Losing an employee can land a damaging blow to you and your organization. Especially when you lose a good employee.
And every leader tries to figure out the best way to keep the best. But even those employees will leave at some point.
That’s natural. Most employees will leave an organization at some point. Though a lot of times you’ll wind up wondering why an employee left.
Employees Come And Go
It’s a difficult idea to face. Employees don’t stick around forever.
The 40-hour workweek is gone. So is the time of an employee putting in 30-40 years and retiring with a golden watch.
Employees are beginning to learn they’re more in control of their future than the organization. And I like to think that is a good thing. Read more...
Every leader has a big temptation in front of them. The temptation is whether to be true to who they are or to be who they think others want them to be.
The shocking truth is that the people you lead want you to be yourself, not some fake.
Why We Struggled Being Our True Selves
Let’s be honest here, being yourself is scary. I remember elementary school.
Kids would pick on me relentlessly. Whether it was the fact that I wore Hush Puppies or that I was a giant among my peers. The kids in my school picked on and bullied me.
The sad thing about the constant taunting was that I was being picked on for things that I couldn’t change. Read more...
Employee dissatisfaction is a major factor in leaving a job. Employees don’t want to work for a place they don’t enjoy.
Unfortunately, we’re not doing a good job of surveying the workplace environment to see how employees are feeling.
Because of this, we see large numbers of employees come and go. That’s not good for business. And that’s not good for leadership either.
Leaders should desire to create a workplace that attracts top talent. We should also make sure our talent wants to stay with us.
We can’t help keep our top talent if we’re not aware of how satisfied they are.
Areas Of Employee Satisfaction
When thinking about surveying your employees, you need to decide which metrics actually matter to your team. Does your team want better pay, more recognition, autonomy, flexible hours? Read more...
Have you ever played a game of chess? It’s a game of strategy. It’s also a game of value.
Each chess piece has value.
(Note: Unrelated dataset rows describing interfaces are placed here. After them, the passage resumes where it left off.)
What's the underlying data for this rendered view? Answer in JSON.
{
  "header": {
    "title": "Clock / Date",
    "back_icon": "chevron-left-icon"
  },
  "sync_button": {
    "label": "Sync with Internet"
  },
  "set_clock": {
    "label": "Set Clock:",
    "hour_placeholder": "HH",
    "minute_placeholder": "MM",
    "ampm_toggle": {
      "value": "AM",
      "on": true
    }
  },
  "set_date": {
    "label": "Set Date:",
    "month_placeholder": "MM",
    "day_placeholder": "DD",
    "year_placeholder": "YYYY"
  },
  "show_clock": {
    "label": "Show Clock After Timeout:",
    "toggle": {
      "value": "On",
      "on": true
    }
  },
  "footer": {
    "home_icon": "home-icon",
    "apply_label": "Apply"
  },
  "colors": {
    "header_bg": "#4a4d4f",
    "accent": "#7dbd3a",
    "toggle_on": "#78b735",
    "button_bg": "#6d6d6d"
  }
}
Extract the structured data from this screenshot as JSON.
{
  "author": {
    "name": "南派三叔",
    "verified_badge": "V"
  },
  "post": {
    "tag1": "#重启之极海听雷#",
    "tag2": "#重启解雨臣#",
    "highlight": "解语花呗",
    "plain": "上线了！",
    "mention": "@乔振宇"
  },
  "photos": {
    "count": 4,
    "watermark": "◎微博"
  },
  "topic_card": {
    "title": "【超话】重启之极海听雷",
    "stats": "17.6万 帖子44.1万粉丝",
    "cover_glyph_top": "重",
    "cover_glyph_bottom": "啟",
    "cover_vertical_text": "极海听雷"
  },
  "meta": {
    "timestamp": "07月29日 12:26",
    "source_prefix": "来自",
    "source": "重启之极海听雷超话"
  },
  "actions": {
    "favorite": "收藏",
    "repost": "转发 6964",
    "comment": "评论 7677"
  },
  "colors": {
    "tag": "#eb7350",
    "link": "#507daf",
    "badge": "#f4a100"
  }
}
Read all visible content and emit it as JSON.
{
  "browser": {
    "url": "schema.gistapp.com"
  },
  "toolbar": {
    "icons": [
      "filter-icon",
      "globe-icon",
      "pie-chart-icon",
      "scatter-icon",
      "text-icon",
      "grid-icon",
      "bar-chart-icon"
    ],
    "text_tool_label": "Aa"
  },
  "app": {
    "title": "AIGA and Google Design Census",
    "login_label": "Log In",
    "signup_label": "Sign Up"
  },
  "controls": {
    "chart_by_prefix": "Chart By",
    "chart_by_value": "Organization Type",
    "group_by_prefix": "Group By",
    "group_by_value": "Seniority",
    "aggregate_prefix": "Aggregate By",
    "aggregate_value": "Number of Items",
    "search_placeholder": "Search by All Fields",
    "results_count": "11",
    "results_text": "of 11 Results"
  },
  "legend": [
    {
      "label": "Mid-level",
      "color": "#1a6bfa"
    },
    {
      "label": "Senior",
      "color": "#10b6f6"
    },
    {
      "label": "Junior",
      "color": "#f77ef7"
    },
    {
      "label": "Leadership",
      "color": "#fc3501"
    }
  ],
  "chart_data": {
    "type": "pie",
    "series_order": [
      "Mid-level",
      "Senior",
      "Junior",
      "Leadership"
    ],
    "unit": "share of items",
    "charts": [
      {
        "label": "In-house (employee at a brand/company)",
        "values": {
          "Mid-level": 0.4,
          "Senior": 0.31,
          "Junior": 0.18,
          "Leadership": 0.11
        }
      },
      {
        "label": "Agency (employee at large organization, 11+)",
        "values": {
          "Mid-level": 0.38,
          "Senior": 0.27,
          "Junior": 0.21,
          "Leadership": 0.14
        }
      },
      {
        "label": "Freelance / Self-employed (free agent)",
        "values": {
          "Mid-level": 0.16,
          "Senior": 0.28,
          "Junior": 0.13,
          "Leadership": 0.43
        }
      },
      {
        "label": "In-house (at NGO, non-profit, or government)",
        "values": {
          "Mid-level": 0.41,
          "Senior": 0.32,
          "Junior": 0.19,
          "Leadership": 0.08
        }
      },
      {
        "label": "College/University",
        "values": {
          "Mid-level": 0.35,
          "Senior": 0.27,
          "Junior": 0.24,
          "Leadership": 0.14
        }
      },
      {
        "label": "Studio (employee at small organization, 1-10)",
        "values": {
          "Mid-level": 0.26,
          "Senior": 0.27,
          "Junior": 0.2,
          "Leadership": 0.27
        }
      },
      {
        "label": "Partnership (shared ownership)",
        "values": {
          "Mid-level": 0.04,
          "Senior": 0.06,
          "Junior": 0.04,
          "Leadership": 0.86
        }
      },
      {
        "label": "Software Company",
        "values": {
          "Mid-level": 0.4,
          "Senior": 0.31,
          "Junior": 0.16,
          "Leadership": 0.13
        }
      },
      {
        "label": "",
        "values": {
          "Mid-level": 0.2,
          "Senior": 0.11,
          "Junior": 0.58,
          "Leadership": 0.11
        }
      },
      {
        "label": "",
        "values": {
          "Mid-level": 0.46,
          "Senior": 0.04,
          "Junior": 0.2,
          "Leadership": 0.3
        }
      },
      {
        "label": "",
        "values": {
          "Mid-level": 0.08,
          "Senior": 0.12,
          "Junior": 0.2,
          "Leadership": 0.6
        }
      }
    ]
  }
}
Each piece has its purpose.
From the Pawn to the King, there’s value to be had.
Everyone Has Value
Much like chess, every member of your team has value.
From the janitor to the salesman to the CEO. Each person brings a unique skill to the table.
Take the janitor for example. He takes pride in keeping the shop floor clean and safe. He also takes out the trash in the office area and makes sure any messes are cleaned up.
This can add tremendous value that we don’t see.
The clean shop floor provides for safe transport of materials. Team members will feel better because there’s a sense of calm with an uncluttered floor. Read more...
Theodore Roosevelt once said
People don’t care how much you know until they know how much you care
The more I’ve led, the more I’ve discovered this truth. When we were leading young students, this especially came into play.
With troubles at home, issues at school, and a general disdain for authority, they struggled with listening to those in a position of power. That is, until you showed them you cared about their life.
So, what can you do to show people you care? I think the following 7 actions demonstrate an attitude of caring towards others.
1. Ask pertinent questions: People love to talk about themselves. So ask questions that relate to their lives and their interests.
By asking questions around their likes and desires, you open up a channel of communication and this shows that you care about them not only as an employee but also as a person. Read more...